## PROBLEM:
The answer must restate the records below word for word.

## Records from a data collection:
====================
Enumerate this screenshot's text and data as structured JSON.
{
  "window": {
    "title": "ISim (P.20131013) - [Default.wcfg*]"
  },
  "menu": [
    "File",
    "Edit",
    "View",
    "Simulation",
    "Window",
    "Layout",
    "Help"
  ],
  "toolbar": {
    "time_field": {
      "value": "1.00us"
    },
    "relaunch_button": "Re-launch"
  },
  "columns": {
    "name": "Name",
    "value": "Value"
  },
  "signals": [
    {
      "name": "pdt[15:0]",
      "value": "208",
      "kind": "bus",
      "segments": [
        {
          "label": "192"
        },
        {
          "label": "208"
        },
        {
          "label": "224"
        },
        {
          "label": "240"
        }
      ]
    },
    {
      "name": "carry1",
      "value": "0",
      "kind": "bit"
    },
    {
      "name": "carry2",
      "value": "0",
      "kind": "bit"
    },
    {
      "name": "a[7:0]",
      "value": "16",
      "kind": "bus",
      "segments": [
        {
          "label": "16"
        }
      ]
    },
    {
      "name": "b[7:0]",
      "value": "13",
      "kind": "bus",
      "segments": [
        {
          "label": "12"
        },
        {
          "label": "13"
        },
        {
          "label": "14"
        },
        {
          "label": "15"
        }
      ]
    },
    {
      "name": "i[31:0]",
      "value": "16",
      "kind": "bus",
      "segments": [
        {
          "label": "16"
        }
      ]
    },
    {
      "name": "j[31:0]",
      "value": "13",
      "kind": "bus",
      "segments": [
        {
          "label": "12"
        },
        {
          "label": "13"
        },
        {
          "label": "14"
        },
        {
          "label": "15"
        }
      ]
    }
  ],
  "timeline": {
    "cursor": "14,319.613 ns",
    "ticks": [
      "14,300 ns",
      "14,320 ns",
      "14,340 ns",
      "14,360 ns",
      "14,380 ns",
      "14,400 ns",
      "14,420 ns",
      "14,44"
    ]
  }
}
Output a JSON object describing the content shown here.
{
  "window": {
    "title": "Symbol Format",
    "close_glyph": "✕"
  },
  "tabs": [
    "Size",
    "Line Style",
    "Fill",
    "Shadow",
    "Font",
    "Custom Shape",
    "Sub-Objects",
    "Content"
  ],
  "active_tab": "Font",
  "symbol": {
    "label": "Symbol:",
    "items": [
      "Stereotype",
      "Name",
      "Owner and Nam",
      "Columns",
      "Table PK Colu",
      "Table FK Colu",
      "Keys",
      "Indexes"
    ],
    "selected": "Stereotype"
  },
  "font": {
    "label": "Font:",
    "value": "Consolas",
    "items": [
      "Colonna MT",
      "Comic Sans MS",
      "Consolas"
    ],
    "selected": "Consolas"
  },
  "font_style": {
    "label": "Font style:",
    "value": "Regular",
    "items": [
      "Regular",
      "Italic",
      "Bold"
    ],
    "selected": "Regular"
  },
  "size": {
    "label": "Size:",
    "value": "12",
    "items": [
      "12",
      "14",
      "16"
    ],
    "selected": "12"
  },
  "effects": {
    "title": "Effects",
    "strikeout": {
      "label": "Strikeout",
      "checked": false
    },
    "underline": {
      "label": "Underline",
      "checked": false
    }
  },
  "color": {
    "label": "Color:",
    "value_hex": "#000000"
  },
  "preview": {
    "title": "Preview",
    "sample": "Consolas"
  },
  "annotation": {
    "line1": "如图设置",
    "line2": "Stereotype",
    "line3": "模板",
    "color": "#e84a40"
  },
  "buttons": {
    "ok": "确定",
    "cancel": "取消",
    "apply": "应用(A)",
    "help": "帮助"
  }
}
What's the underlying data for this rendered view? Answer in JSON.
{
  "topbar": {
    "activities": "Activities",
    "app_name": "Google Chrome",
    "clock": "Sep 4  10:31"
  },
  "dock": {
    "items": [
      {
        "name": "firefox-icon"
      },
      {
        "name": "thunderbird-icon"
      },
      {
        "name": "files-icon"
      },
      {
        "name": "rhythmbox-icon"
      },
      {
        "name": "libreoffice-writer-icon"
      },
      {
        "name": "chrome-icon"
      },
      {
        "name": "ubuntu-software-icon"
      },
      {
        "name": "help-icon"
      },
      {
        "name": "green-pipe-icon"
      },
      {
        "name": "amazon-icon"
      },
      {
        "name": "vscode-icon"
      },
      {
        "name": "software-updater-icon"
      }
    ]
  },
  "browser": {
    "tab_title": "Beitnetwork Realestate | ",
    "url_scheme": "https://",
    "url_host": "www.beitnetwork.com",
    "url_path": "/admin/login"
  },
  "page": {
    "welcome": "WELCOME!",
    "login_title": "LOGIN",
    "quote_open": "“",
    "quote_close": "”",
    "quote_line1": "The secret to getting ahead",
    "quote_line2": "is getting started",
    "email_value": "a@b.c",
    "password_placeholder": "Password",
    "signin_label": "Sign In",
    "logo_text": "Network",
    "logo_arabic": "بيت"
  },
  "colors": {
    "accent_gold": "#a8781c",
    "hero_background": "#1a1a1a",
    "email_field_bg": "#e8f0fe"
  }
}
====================
## REPLY:
Enumerate this screenshot's text and data as structured JSON.
{
  "window": {
    "title": "ISim (P.20131013) - [Default.wcfg*]"
  },
  "menu": [
    "File",
    "Edit",
    "View",
    "Simulation",
    "Window",
    "Layout",
    "Help"
  ],
  "toolbar": {
    "time_field": {
      "value": "1.00us"
    },
    "relaunch_button": "Re-launch"
  },
  "columns": {
    "name": "Name",
    "value": "Value"
  },
  "signals": [
    {
      "name": "pdt[15:0]",
      "value": "208",
      "kind": "bus",
      "segments": [
        {
          "label": "192"
        },
        {
          "label": "208"
        },
        {
          "label": "224"
        },
        {
          "label": "240"
        }
      ]
    },
    {
      "name": "carry1",
      "value": "0",
      "kind": "bit"
    },
    {
      "name": "carry2",
      "value": "0",
      "kind": "bit"
    },
    {
      "name": "a[7:0]",
      "value": "16",
      "kind": "bus",
      "segments": [
        {
          "label": "16"
        }
      ]
    },
    {
      "name": "b[7:0]",
      "value": "13",
      "kind": "bus",
      "segments": [
        {
          "label": "12"
        },
        {
          "label": "13"
        },
        {
          "label": "14"
        },
        {
          "label": "15"
        }
      ]
    },
    {
      "name": "i[31:0]",
      "value": "16",
      "kind": "bus",
      "segments": [
        {
          "label": "16"
        }
      ]
    },
    {
      "name": "j[31:0]",
      "value": "13",
      "kind": "bus",
      "segments": [
        {
          "label": "12"
        },
        {
          "label": "13"
        },
        {
          "label": "14"
        },
        {
          "label": "15"
        }
      ]
    }
  ],
  "timeline": {
    "cursor": "14,319.613 ns",
    "ticks": [
      "14,300 ns",
      "14,320 ns",
      "14,340 ns",
      "14,360 ns",
      "14,380 ns",
      "14,400 ns",
      "14,420 ns",
      "14,44"
    ]
  }
}
Output a JSON object describing the content shown here.
{
  "window": {
    "title": "Symbol Format",
    "close_glyph": "✕"
  },
  "tabs": [
    "Size",
    "Line Style",
    "Fill",
    "Shadow",
    "Font",
    "Custom Shape",
    "Sub-Objects",
    "Content"
  ],
  "active_tab": "Font",
  "symbol": {
    "label": "Symbol:",
    "items": [
      "Stereotype",
      "Name",
      "Owner and Nam",
      "Columns",
      "Table PK Colu",
      "Table FK Colu",
      "Keys",
      "Indexes"
    ],
    "selected": "Stereotype"
  },
  "font": {
    "label": "Font:",
    "value": "Consolas",
    "items": [
      "Colonna MT",
      "Comic Sans MS",
      "Consolas"
    ],
    "selected": "Consolas"
  },
  "font_style": {
    "label": "Font style:",
    "value": "Regular",
    "items": [
      "Regular",
      "Italic",
      "Bold"
    ],
    "selected": "Regular"
  },
  "size": {
    "label": "Size:",
    "value": "12",
    "items": [
      "12",
      "14",
      "16"
    ],
    "selected": "12"
  },
  "effects": {
    "title": "Effects",
    "strikeout": {
      "label": "Strikeout",
      "checked": false
    },
    "underline": {
      "label": "Underline",
      "checked": false
    }
  },
  "color": {
    "label": "Color:",
    "value_hex": "#000000"
  },
  "preview": {
    "title": "Preview",
    "sample": "Consolas"
  },
  "annotation": {
    "line1": "如图设置",
    "line2": "Stereotype",
    "line3": "模板",
    "color": "#e84a40"
  },
  "buttons": {
    "ok": "确定",
    "cancel": "取消",
    "apply": "应用(A)",
    "help": "帮助"
  }
}
What's the underlying data for this rendered view? Answer in JSON.
{
  "topbar": {
    "activities": "Activities",
    "app_name": "Google Chrome",
    "clock": "Sep 4  10:31"
  },
  "dock": {
    "items": [
      {
        "name": "firefox-icon"
      },
      {
        "name": "thunderbird-icon"
      },
      {
        "name": "files-icon"
      },
      {
        "name": "rhythmbox-icon"
      },
      {
        "name": "libreoffice-writer-icon"
      },
      {
        "name": "chrome-icon"
      },
      {
        "name": "ubuntu-software-icon"
      },
      {
        "name": "help-icon"
      },
      {
        "name": "green-pipe-icon"
      },
      {
        "name": "amazon-icon"
      },
      {
        "name": "vscode-icon"
      },
      {
        "name": "software-updater-icon"
      }
    ]
  },
  "browser": {
    "tab_title": "Beitnetwork Realestate | ",
    "url_scheme": "https://",
    "url_host": "www.beitnetwork.com",
    "url_path": "/admin/login"
  },
  "page": {
    "welcome": "WELCOME!",
    "login_title": "LOGIN",
    "quote_open": "“",
    "quote_close": "”",
    "quote_line1": "The secret to getting ahead",
    "quote_line2": "is getting started",
    "email_value": "a@b.c",
    "password_placeholder": "Password",
    "signin_label": "Sign In",
    "logo_text": "Network",
    "logo_arabic": "بيت"
  },
  "colors": {
    "accent_gold": "#a8781c",
    "hero_background": "#1a1a1a",
    "email_field_bg": "#e8f0fe"
  }
}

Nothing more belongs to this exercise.